To Jünger, the anarch should not necessarily seek to overthrow existing power structures or advocate for revolutionary change. Instead, the anarch should focus on pursuing personal sovereignty and creative self-expression as ends in themselves. He came to believe that true freedom could only be achieved through the rejection of external authority and the cultivation of inner strength (like he found on the battlefield) and independence.

The anarch is guided by his own values and beliefs rather than conforming to external dictates or social norms, which might be wholly self-destructive or driven by the promise of external rewards or recognition. This is a more egalitarian idea than, say, the aristocrat as envisioned by Julius Evola. Evola’s concept of the aristocrat is inherently hierarchical, rooted in the idea of a natural aristocracy and cosmic order. The aristocrat embodies higher ideals and values, serving as a beacon of spiritual enlightenment for society. In contrast, Jünger’s anarch is more focused on the individual’s confrontation with the human condition. While both concepts address questions of meaning and purpose, they do so from different philosophical perspectives. However, it is clear that both the anarch and the Evolian aristocrat transcend social and political structures. Both Evola and Jünger were critical of the modern world and its emphasis on materialism, consumerism, and mass conformity. The aristocrat and the anarch represent alternative visions of human excellence that stand in opposition to the prevailing trends of modernity, seeking to preserve and cultivate traditional values and virtues in a rapidly changing world.

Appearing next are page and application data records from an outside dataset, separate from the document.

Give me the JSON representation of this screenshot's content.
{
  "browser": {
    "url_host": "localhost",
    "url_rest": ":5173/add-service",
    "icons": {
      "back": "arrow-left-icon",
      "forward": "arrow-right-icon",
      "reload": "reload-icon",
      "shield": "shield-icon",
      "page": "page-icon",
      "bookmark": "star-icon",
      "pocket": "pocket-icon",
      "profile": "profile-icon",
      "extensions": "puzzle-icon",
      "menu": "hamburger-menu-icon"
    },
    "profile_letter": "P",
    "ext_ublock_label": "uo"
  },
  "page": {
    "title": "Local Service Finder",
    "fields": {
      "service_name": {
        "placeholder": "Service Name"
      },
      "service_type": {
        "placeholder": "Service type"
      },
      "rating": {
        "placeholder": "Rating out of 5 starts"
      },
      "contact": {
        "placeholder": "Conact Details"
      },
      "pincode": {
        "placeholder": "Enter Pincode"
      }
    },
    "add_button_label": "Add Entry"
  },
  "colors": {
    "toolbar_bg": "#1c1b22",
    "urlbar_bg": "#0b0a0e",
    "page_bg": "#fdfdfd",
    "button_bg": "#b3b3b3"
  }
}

Guided by a sense of inner nobility and honour, the anarch remains steadfast in their adherence to their own beliefs, maintaining a sense of integrity in their actions. By maintaining a healthy degree of scepticism and independence of thought, the anarch may find they are better equipped to navigate social decay, relying on their own principles and resourcefulness rather than depending solely on external authorities or institutions.

Ernst Jünger in the modern world

Few accounts of war match the power of Jünger’s writing in Storm of Steel. His ability to convey the sights, sounds, and emotions of combat transports readers to the front lines, allowing them to glimpse the impact of war on the human psyche.

Jünger’s prose is marked by its honesty and candour as he confronts the horrors of war with unflinching realism. From the chaos and carnage of the battlefield to the moments of camaraderie and solidarity among soldiers, Storm of Steel offers a multifaceted portrait of the human condition in extremis.

Ernst Jünger’s wartime experiences played a significant role in shaping his evolution towards embracing the concept of the anarch. Influenced by thinkers such as Friedrich Nietzsche and Max Stirner, he developed a nuanced critique of hierarchical structures and a vision of independence grounded in existential authenticity.

Jünger’s philosophy of personal freedom and self-determination resonates deeply with contemporary concerns about the ineptitude and short-termism of modern governance. The anarch offers a pathway to resilience, adaptability, and empowerment in the face of uncertainty and change.

Jünger challenges us to reexamine our relationship with authority and tradition, encouraging a spirit of critical inquiry. His life serves as a testament to the power of continual intellectual curiosity.

Throughout his prolific literary career, Jünger delved into a wide range of subjects, from philosophy and politics to science and art. His writings reflect a profound engagement with the complexities of the human condition, offering insights that remain relevant and thought-provoking in our own time.

We can draw inspiration from Jünger’s commitment to living authentically and freely in the modern world, guided by our own principles and convictions. His legacy reminds us of the enduring value of individual autonomy and the importance of always questioning prevailing assumptions.